Boaters are in for some changes on Lake of the Ozarks. As one of his final acts before stepping down as governor, Eric Greitens signed into law a bill that changes the fines for lifejacket and no-wake violations and implements new guidelines for creating no-wake areas in certain size coves for larger boats.

 Boaters are in for some changes on Lake of the Ozarks. As one of his final acts before stepping down as governor, Eric Greitens signed into law a bill that changes the fines for lifejacket and no-wake violations and implements new guidelines for creating no-wake areas in certain size coves for larger boats.

The new law will reduce the fines for lifejacket and no-wake violations, such as within 100 feet of a dock, to $25 with no court costs. The current cost is over $100.

The new fines will take effect once the bill becomes law in August.

The intent is to encourage citations for lifejacket and no-wake violations that are reasonable to make more of a boater education effort to emphasize the importance of lifejackets and slowing down in no-wake areas.

The portion of the law expected to draw the most interest is the section that will allow the Water Patrol Division to issue no-wake permits for coves that are 800 feet or less at the mouth at the main channel. The no-wake in those coves will only apply to larger boats, 40-foot or over in length. In order to issue the permits, residents in the cove will have to go through a petition process.

When that will happen is unclear. According to the water patrol division, there are a number of steps that will need to be taken before the state will start looking at issuing any new permits.

Water Patrol Division Capt. Matt Walz said the process could take several months, which is not unusual when it comes to developing new rules.

“The amendment to RSMo 306.125 (the new no wake cove legislation) requires rules to be promulgated by the Department of Public Safety,” he said.  “No action can be taken on this new law until those state rules have been created and approved through the code of state regulations process. The rules are needed to provide the details on how these applications would be processed and how such coves would be marked.”

Walz said once the rules are finalized, the water patrol division will begin implementing the process. He said it is too soon to say if the water patrol division will continue the practice of holding public hearings before issuing permits for the no-wake requests but, at this point, it is most likely.  

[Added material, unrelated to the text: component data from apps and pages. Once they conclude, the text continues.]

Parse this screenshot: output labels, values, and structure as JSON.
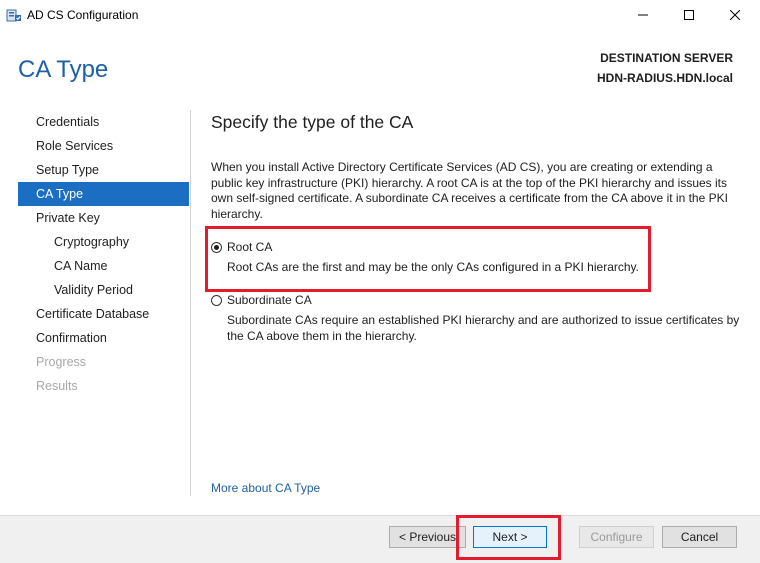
{
  "window": {
    "title": "AD CS Configuration",
    "app_icon": "server-icon"
  },
  "header": {
    "page_title": "CA Type",
    "destination_label": "DESTINATION SERVER",
    "destination_server": "HDN-RADIUS.HDN.local"
  },
  "nav": {
    "items": [
      {
        "label": "Credentials"
      },
      {
        "label": "Role Services"
      },
      {
        "label": "Setup Type"
      },
      {
        "label": "CA Type"
      },
      {
        "label": "Private Key"
      },
      {
        "label": "Cryptography"
      },
      {
        "label": "CA Name"
      },
      {
        "label": "Validity Period"
      },
      {
        "label": "Certificate Database"
      },
      {
        "label": "Confirmation"
      },
      {
        "label": "Progress"
      },
      {
        "label": "Results"
      }
    ],
    "active": "CA Type"
  },
  "content": {
    "section_title": "Specify the type of the CA",
    "description": "When you install Active Directory Certificate Services (AD CS), you are creating or extending a public key infrastructure (PKI) hierarchy. A root CA is at the top of the PKI hierarchy and issues its own self-signed certificate. A subordinate CA receives a certificate from the CA above it in the PKI hierarchy.",
    "options": [
      {
        "label": "Root CA",
        "description": "Root CAs are the first and may be the only CAs configured in a PKI hierarchy.",
        "selected": true
      },
      {
        "label": "Subordinate CA",
        "description": "Subordinate CAs require an established PKI hierarchy and are authorized to issue certificates by the CA above them in the hierarchy.",
        "selected": false
      }
    ],
    "more_link": "More about CA Type"
  },
  "footer": {
    "previous_label": "< Previous",
    "next_label": "Next >",
    "configure_label": "Configure",
    "cancel_label": "Cancel"
  },
  "colors": {
    "accent": "#1c6ec2",
    "highlight": "#e21b2d",
    "title_blue": "#1f5fa6"
  }
}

About the law:

House Bill 2116, introduced by Rep. Robert Ross (R-District 142), was passed by the Missouri House and Senate. The original bill was aimed at exempting certain types of vessels from provisions prohibiting passengers from riding in certain areas of a motorized boat. Specifically the exemption applied to certain vessels propelled by outboard jet motors operating on non-impounded waterways from the passenger seating, guard and rail provisions.

The legislation was amended to include portions of HB 1591, introduced by Rep. David Wood (R-District 58). The portions of Wood’s bill included in the amended version of HB 2116 reduce certain fines and address no wake provisions in certain coves for boats 40-foot long or larger.